About this task -
Should the listing contain images, exclude them; give the rest again exactly.
[Opening Available data section]
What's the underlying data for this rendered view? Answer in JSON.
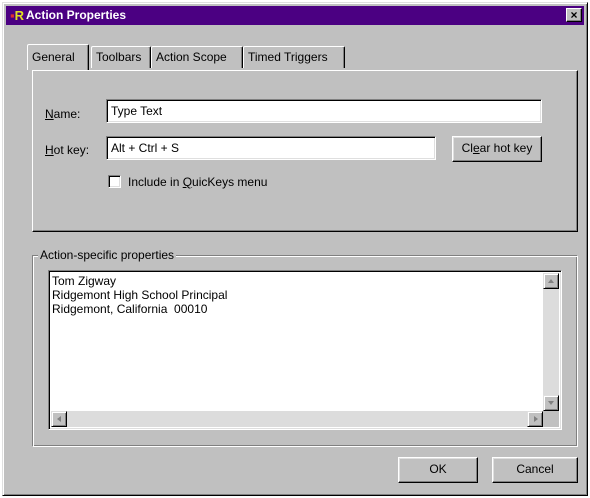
{
  "window": {
    "title": "Action Properties",
    "close_label": "×"
  },
  "tabs": [
    {
      "label": "General",
      "active": true
    },
    {
      "label": "Toolbars",
      "active": false
    },
    {
      "label": "Action Scope",
      "active": false
    },
    {
      "label": "Timed Triggers",
      "active": false
    }
  ],
  "general": {
    "name_label_u": "N",
    "name_label_rest": "ame:",
    "name_value": "Type Text",
    "hotkey_label_u": "H",
    "hotkey_label_rest": "ot key:",
    "hotkey_value": "Alt + Ctrl + S",
    "clear_label_pre": "Cl",
    "clear_label_u": "e",
    "clear_label_post": "ar hot key",
    "include_label_pre": "Include in ",
    "include_label_u": "Q",
    "include_label_post": "uicKeys menu",
    "include_checked": false
  },
  "action_props": {
    "legend": "Action-specific properties",
    "text": "Tom Zigway\nRidgemont High School Principal\nRidgemont, California  00010"
  },
  "footer": {
    "ok_label": "OK",
    "cancel_label": "Cancel"
  },
  "colors": {
    "titlebar": "#4b0082",
    "face": "#c0c0c0"
  }
}
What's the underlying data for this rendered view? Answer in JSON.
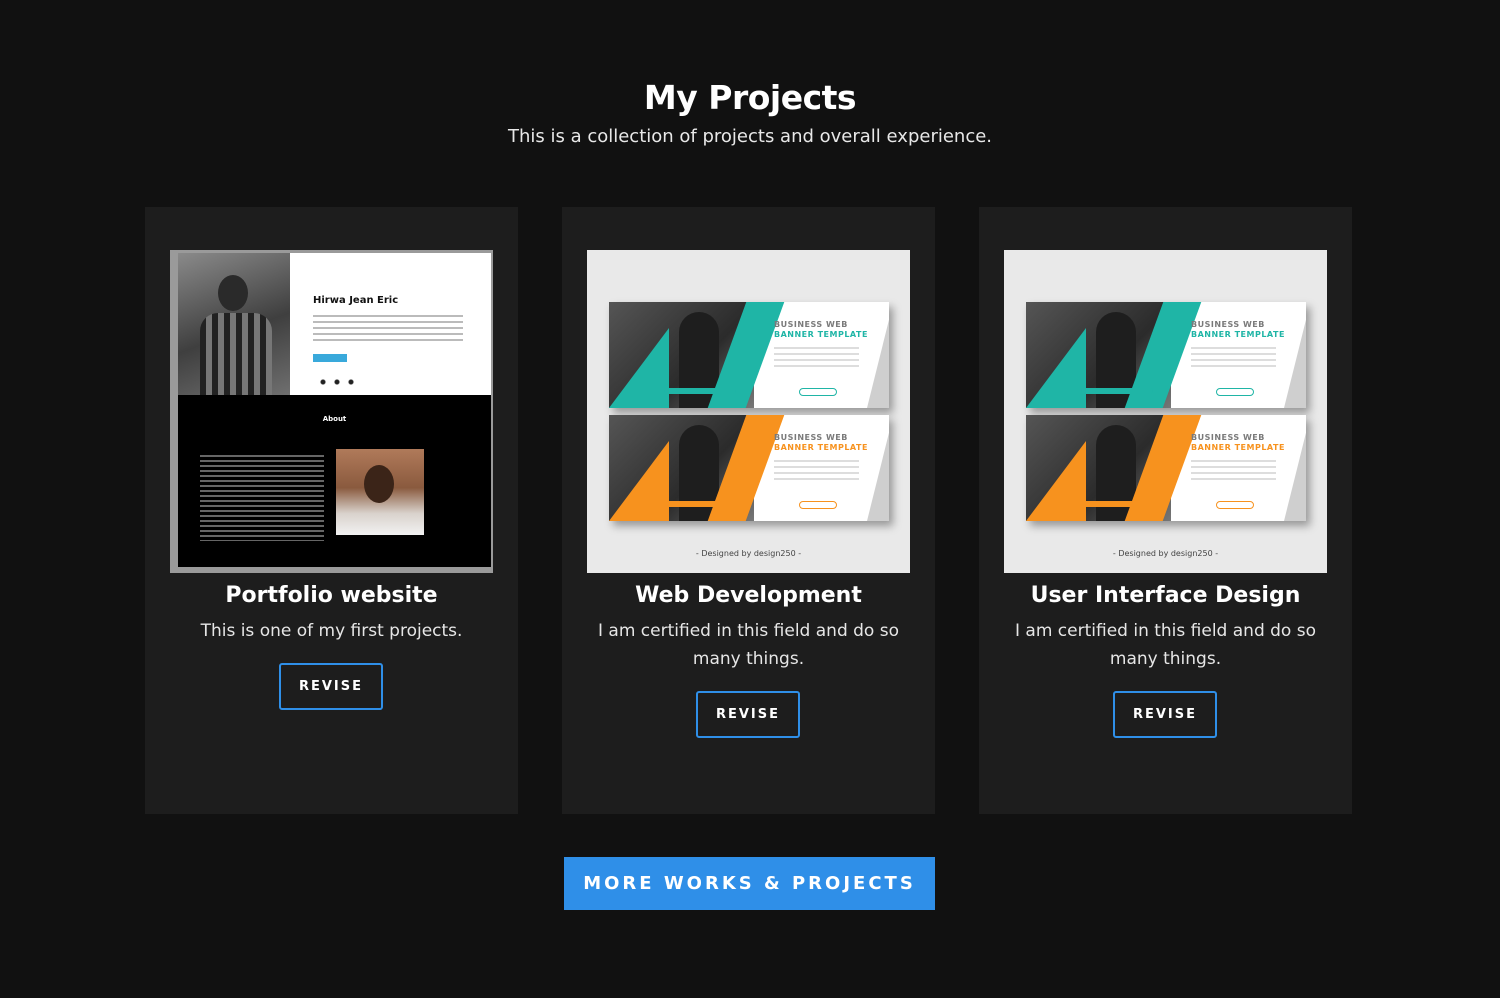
{
  "header": {
    "title": "My Projects",
    "subtitle": "This is a collection of projects and overall experience."
  },
  "projects": [
    {
      "title": "Portfolio website",
      "description": "This is one of my first projects.",
      "button": "REVISE",
      "thumb": {
        "name": "Hirwa Jean Eric",
        "section": "About"
      }
    },
    {
      "title": "Web Development",
      "description": "I am certified in this field and do so many things.",
      "button": "REVISE",
      "thumb": {
        "headline_1": "BUSINESS WEB",
        "headline_2": "BANNER TEMPLATE",
        "credit": "- Designed by design250 -"
      }
    },
    {
      "title": "User Interface Design",
      "description": "I am certified in this field and do so many things.",
      "button": "REVISE",
      "thumb": {
        "headline_1": "BUSINESS WEB",
        "headline_2": "BANNER TEMPLATE",
        "credit": "- Designed by design250 -"
      }
    }
  ],
  "more_button": "MORE WORKS & PROJECTS",
  "colors": {
    "background": "#111111",
    "card": "#1d1d1d",
    "accent": "#2f8fe8",
    "teal": "#1fb5a6",
    "orange": "#f7921e"
  }
}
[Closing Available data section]
Worked solution -
What's the underlying data for this rendered view? Answer in JSON.
{
  "window": {
    "title": "Action Properties",
    "close_label": "×"
  },
  "tabs": [
    {
      "label": "General",
      "active": true
    },
    {
      "label": "Toolbars",
      "active": false
    },
    {
      "label": "Action Scope",
      "active": false
    },
    {
      "label": "Timed Triggers",
      "active": false
    }
  ],
  "general": {
    "name_label_u": "N",
    "name_label_rest": "ame:",
    "name_value": "Type Text",
    "hotkey_label_u": "H",
    "hotkey_label_rest": "ot key:",
    "hotkey_value": "Alt + Ctrl + S",
    "clear_label_pre": "Cl",
    "clear_label_u": "e",
    "clear_label_post": "ar hot key",
    "include_label_pre": "Include in ",
    "include_label_u": "Q",
    "include_label_post": "uicKeys menu",
    "include_checked": false
  },
  "action_props": {
    "legend": "Action-specific properties",
    "text": "Tom Zigway\nRidgemont High School Principal\nRidgemont, California  00010"
  },
  "footer": {
    "ok_label": "OK",
    "cancel_label": "Cancel"
  },
  "colors": {
    "titlebar": "#4b0082",
    "face": "#c0c0c0"
  }
}
What's the underlying data for this rendered view? Answer in JSON.
{
  "header": {
    "title": "My Projects",
    "subtitle": "This is a collection of projects and overall experience."
  },
  "projects": [
    {
      "title": "Portfolio website",
      "description": "This is one of my first projects.",
      "button": "REVISE",
      "thumb": {
        "name": "Hirwa Jean Eric",
        "section": "About"
      }
    },
    {
      "title": "Web Development",
      "description": "I am certified in this field and do so many things.",
      "button": "REVISE",
      "thumb": {
        "headline_1": "BUSINESS WEB",
        "headline_2": "BANNER TEMPLATE",
        "credit": "- Designed by design250 -"
      }
    },
    {
      "title": "User Interface Design",
      "description": "I am certified in this field and do so many things.",
      "button": "REVISE",
      "thumb": {
        "headline_1": "BUSINESS WEB",
        "headline_2": "BANNER TEMPLATE",
        "credit": "- Designed by design250 -"
      }
    }
  ],
  "more_button": "MORE WORKS & PROJECTS",
  "colors": {
    "background": "#111111",
    "card": "#1d1d1d",
    "accent": "#2f8fe8",
    "teal": "#1fb5a6",
    "orange": "#f7921e"
  }
}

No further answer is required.